▶ _What you are asked to do_: Report every line of the records beneath this task that holds the string "image".

- Opening Delimiter -

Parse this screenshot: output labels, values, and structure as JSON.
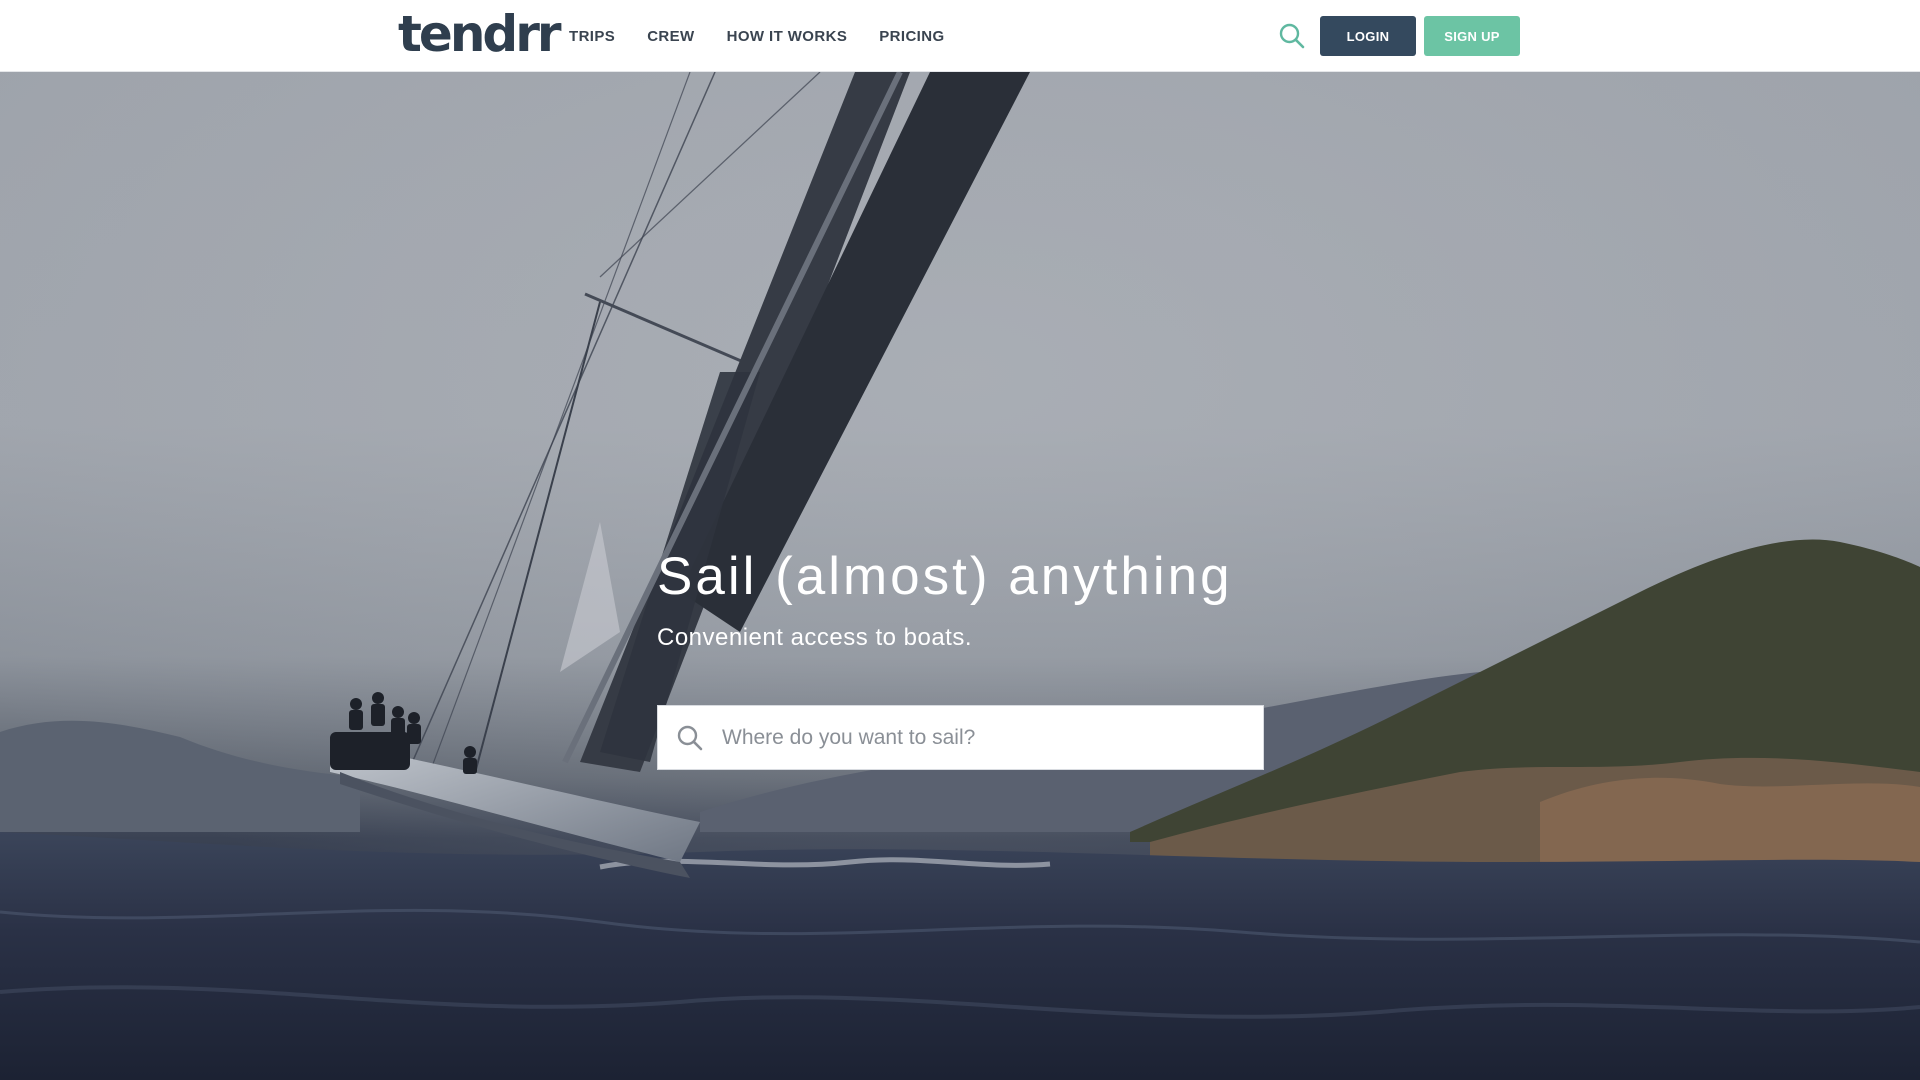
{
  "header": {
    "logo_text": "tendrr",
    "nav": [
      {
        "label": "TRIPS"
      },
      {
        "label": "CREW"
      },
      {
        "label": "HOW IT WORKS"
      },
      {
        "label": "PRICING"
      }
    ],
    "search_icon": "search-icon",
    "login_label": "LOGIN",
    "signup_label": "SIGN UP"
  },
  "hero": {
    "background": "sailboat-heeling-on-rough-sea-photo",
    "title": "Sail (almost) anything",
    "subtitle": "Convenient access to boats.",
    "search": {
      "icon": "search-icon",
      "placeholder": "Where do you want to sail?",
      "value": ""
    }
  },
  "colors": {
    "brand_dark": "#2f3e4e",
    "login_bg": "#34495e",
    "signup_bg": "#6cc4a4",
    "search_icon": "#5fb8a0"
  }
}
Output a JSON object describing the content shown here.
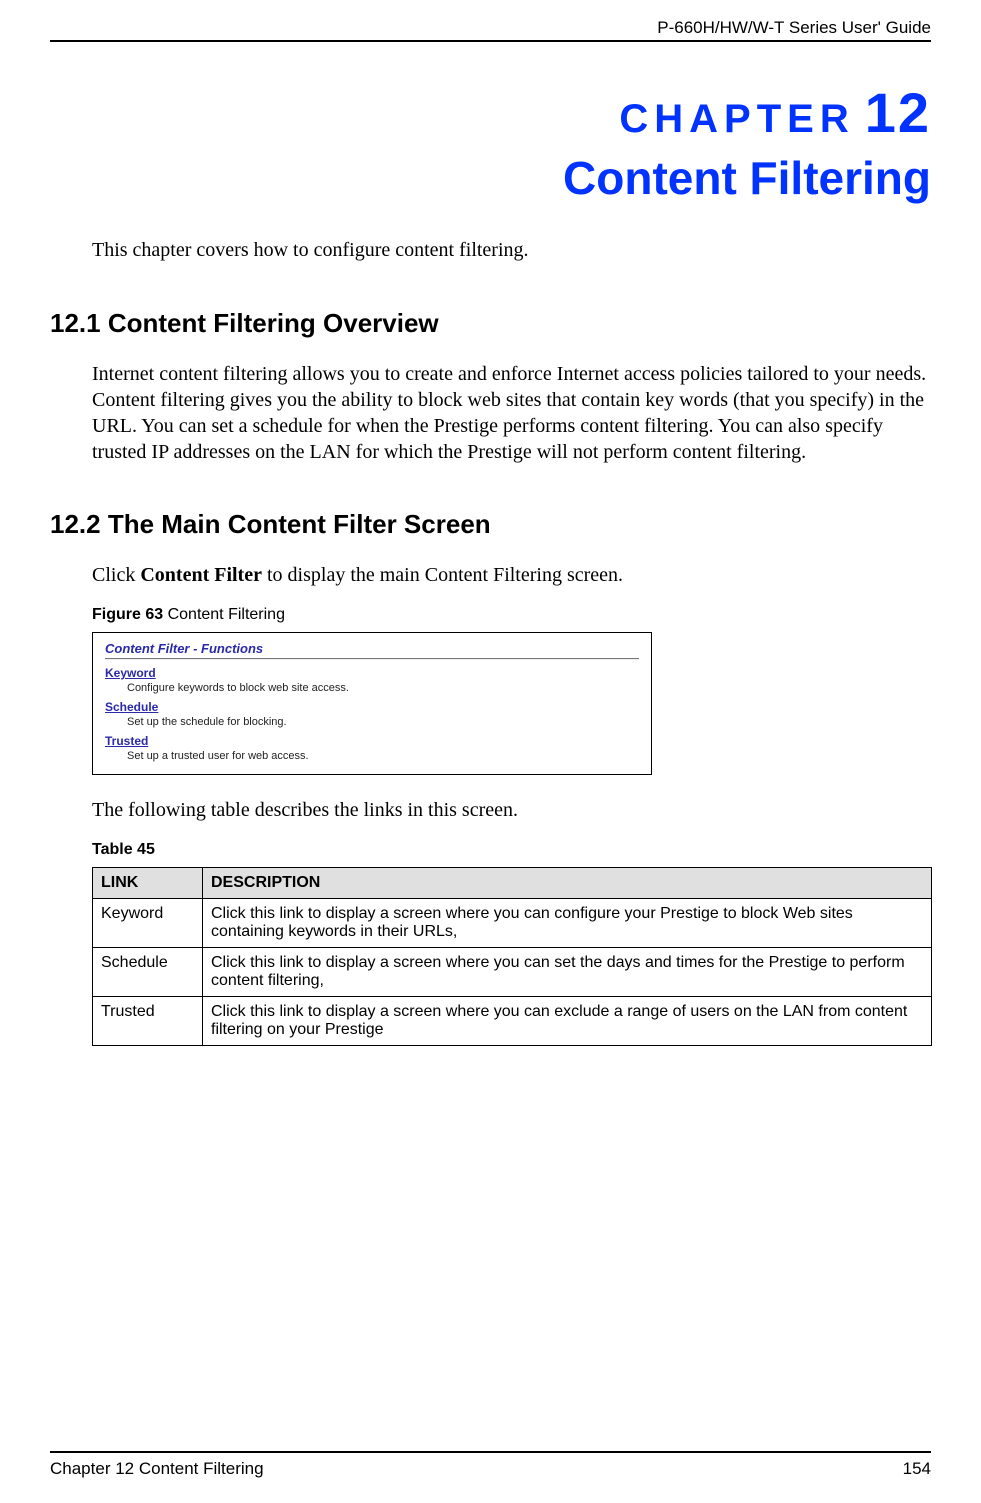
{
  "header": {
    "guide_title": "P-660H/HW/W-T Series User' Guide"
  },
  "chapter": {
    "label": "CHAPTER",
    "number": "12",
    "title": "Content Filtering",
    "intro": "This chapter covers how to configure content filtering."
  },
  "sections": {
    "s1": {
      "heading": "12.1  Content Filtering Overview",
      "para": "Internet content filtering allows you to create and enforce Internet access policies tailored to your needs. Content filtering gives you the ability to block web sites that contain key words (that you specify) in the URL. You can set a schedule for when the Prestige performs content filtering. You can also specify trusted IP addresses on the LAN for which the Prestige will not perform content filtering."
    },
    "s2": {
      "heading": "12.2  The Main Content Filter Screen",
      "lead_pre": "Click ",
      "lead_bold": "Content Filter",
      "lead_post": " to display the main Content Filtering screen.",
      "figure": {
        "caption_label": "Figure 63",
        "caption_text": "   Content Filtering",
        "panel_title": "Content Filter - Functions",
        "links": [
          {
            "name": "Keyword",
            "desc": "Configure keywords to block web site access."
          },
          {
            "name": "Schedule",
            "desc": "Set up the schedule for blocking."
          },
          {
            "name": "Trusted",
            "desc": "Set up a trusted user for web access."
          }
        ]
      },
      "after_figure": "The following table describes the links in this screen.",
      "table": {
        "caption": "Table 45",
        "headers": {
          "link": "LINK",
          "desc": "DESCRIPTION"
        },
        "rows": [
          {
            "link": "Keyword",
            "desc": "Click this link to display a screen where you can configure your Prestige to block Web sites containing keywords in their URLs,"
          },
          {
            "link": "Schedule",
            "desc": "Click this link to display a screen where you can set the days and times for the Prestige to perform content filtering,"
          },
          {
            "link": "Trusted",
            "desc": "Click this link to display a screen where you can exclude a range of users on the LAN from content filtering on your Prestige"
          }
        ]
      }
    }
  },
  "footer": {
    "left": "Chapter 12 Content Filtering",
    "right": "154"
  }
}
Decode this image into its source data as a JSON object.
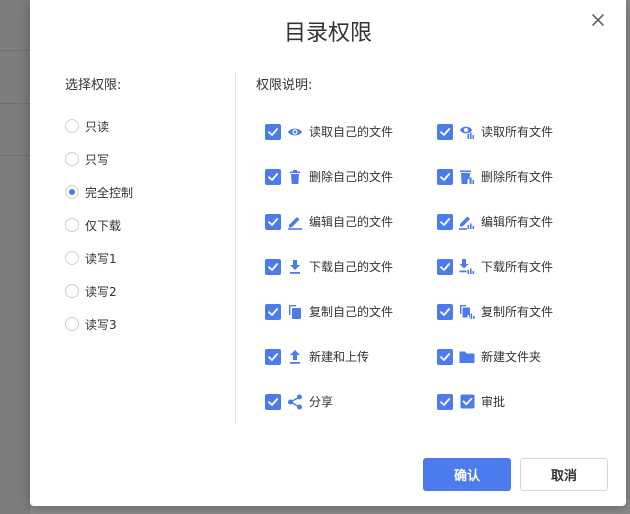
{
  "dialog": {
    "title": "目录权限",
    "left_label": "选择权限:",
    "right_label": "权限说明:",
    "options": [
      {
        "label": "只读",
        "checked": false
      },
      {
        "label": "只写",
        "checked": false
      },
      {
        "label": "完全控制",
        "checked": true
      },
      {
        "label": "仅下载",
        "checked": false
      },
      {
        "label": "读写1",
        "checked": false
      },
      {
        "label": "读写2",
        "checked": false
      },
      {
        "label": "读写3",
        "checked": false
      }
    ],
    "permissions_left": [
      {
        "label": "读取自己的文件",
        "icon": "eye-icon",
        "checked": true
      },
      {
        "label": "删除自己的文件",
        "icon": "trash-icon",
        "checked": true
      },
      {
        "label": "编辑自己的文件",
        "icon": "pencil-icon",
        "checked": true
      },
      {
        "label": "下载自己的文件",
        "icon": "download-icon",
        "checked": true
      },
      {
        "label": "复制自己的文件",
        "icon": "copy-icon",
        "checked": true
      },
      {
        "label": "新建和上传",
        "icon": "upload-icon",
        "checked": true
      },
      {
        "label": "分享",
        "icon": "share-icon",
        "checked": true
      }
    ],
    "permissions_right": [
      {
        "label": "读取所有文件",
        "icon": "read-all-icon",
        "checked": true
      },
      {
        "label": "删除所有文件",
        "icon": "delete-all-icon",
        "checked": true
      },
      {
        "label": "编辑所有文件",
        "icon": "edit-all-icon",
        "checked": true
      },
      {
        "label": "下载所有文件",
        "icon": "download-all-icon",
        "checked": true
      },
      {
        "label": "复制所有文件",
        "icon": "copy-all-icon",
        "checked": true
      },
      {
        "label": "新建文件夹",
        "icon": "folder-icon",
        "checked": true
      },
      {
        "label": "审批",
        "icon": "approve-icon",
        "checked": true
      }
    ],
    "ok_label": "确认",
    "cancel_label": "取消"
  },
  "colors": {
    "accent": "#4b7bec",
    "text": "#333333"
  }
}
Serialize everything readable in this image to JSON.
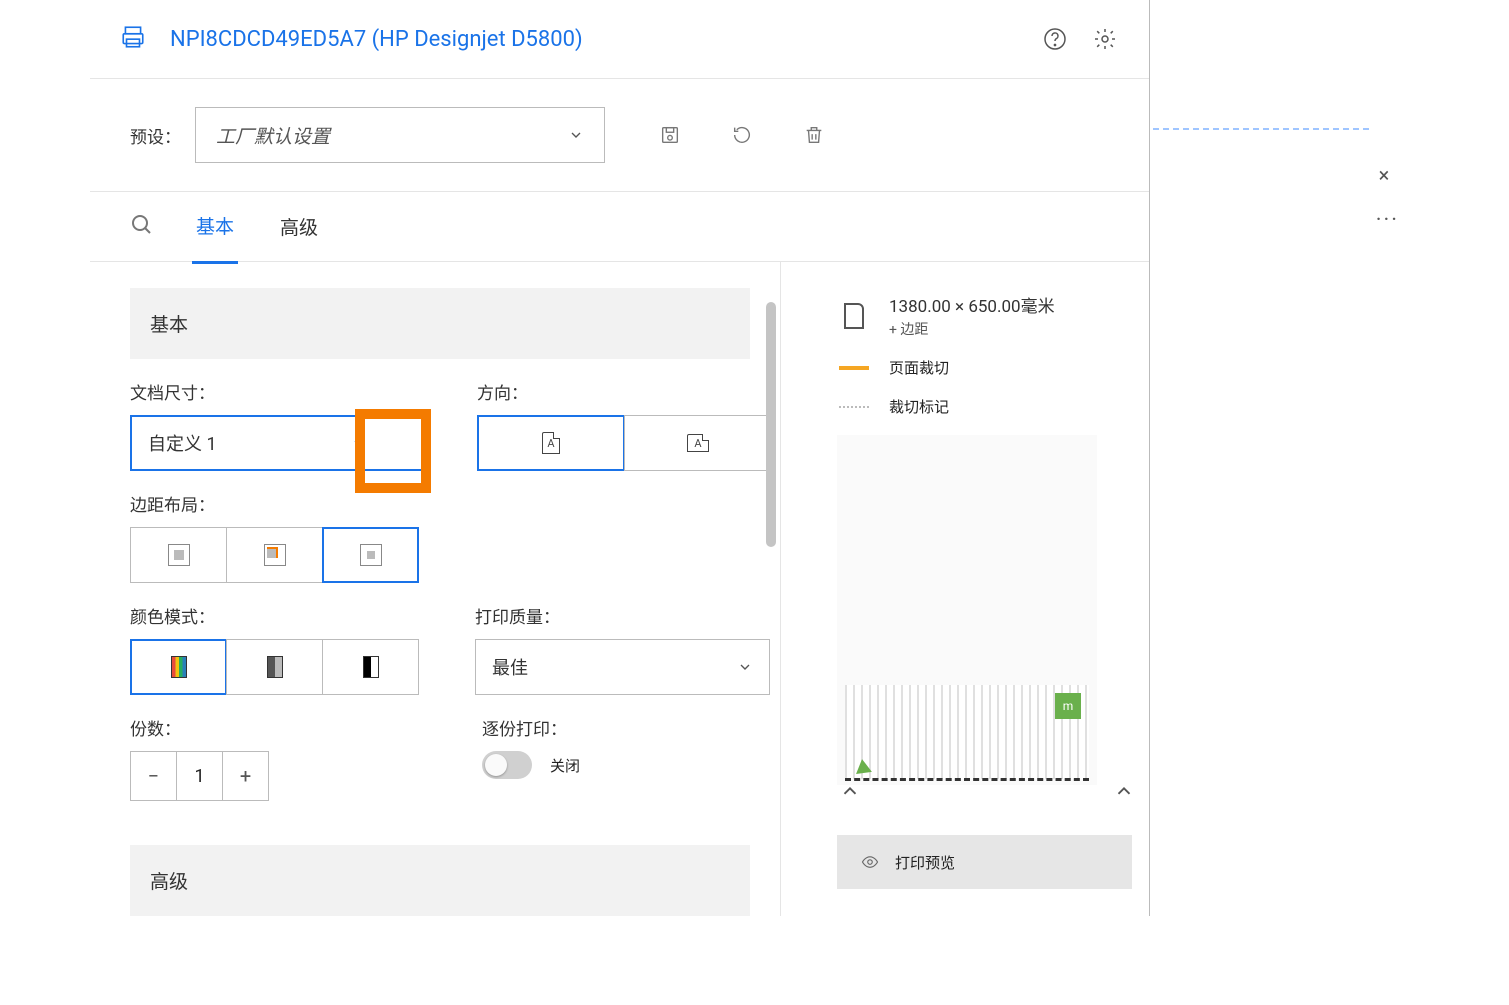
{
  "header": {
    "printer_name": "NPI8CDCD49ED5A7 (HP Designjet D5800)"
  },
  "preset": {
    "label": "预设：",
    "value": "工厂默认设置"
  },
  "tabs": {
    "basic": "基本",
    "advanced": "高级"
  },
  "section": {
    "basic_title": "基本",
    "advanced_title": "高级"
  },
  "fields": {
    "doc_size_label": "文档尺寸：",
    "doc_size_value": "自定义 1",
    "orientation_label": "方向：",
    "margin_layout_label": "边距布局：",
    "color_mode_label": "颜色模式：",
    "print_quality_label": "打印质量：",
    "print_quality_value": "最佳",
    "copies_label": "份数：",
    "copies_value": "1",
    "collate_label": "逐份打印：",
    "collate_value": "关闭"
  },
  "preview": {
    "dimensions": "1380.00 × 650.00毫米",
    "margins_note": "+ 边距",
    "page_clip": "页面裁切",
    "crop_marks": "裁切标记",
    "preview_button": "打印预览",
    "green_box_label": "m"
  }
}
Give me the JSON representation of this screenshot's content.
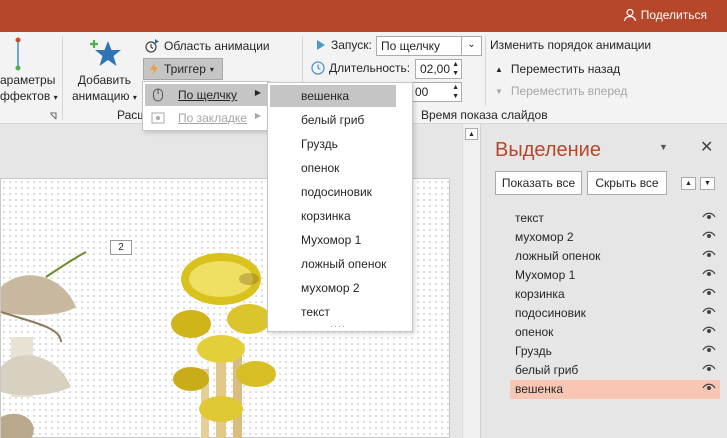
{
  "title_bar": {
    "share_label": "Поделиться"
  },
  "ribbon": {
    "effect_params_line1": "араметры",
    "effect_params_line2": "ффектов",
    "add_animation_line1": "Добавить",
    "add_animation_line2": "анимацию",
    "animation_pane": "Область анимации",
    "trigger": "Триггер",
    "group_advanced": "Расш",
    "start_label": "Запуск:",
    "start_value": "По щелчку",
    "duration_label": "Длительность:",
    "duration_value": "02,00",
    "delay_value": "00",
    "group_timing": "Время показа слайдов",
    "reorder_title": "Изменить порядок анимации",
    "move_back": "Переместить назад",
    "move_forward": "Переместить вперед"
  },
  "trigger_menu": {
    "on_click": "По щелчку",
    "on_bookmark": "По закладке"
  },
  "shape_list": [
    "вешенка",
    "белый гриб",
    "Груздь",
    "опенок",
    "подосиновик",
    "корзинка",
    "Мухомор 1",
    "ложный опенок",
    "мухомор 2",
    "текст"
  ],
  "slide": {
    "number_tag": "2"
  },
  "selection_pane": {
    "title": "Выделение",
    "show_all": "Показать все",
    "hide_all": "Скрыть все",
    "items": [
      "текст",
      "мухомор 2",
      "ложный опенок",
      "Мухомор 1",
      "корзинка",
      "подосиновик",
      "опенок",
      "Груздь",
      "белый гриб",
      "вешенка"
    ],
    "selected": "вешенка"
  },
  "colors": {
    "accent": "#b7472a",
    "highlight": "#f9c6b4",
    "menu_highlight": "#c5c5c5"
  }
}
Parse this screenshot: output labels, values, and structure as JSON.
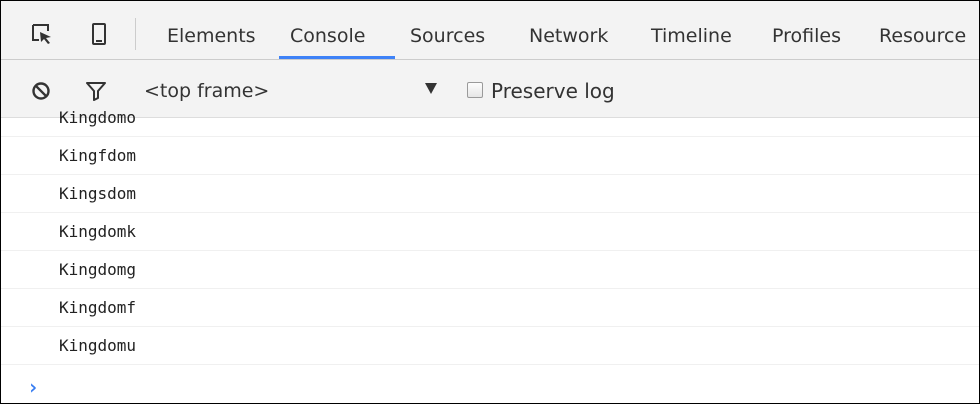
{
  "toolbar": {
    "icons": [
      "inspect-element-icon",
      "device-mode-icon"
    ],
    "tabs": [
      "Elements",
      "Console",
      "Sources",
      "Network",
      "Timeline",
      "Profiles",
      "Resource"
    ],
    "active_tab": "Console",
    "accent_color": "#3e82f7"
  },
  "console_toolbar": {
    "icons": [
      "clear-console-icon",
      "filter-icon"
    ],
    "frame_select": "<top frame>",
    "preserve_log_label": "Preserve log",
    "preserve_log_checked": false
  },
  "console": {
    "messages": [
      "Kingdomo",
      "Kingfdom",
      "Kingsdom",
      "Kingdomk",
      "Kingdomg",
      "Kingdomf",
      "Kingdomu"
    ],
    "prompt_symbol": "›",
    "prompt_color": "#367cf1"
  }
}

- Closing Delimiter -

▶ _Response for this exercise_:
Decode this image into its source data as a JSON object.
Serialize everything readable in this image to JSON.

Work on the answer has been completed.